Among all pitchers who threw at least 200 four-seam fastballs, Hill led the league in whiffs per swing, demonstrating the nastiness of his raw stuff. The 30.9 swing-and-misses percentage against his four seamer bested the likes of Chris Sale, Jacob deGrom, Max Scherzer ----- everyone! Hill lost a bit of velocity in 2015 (he sat at 90.6 down from 92 a year ago) but combined with a devastating curve ball, he wreaked havoc amongst some of the league's best hitters.
In 2015, Hill's curveball averaged 74 miles per hour and vertically danced more than it had in six years. The vertical movement last year was -8.4 compared to a 2010-2015 average of -5.11, which included a low of -3.49 last year in 2014. Brett Gardner got a taste of Hill's curve in a start Hill dominated; Gardner could do nothing but stare. It looked as if it would hit him, then it dove right across the heart of the plate:

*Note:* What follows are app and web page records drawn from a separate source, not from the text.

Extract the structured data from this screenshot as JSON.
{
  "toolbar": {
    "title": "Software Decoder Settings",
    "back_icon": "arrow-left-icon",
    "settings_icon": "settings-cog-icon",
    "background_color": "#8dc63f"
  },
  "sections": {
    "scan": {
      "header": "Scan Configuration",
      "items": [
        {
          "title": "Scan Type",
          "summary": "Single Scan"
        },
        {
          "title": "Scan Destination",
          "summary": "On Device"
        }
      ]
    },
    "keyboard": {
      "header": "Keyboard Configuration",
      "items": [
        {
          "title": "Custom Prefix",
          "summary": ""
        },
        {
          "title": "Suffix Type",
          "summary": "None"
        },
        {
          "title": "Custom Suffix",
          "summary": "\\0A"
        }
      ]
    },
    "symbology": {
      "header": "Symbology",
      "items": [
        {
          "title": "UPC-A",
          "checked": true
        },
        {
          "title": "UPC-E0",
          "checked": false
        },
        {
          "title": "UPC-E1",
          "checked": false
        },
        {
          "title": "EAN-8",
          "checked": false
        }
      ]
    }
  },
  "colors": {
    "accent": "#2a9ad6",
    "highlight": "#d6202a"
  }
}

In 2015, Hill relied primarily on his four-seam fastball, a pitch he threw nearly half the time. He supplemented it by throwing the curveball nearly 40 percent of the time. He rounded out his arsenal with a changeup (eight percent) and occasionally a slider (three percent). With a three-pitch mix (really just a ‘suped up' two-pitch mix) Hill has the ability to churn a lineup two and often three or dare I say four times. Not that I'd advocate that often, but you get my point. His stuff looked good.
The Athletics made a calculated risk in signing Hill. Despite not seeing him throw a full year's worth of innings, his stuff looked better than ever and for a team on a budget, a glimpse of a ceiling is worth the risk.
While he's unlikely to post a sub-2 earned run average and FIP, Oakland may have a mid-rotation starter who they hope can give them at least 100 innings, and perhaps 150 innings next season for only $6 million. The biggest issue is probably that Hill has not thrown 100 innings total since 2010, when he split time with the Red Sox and Cardinals and bounced between the minors and majors. His arm has not endured the stress of a full Major League season since 2007. At this point no one should be questioning the talent, but we should be questioning the durability.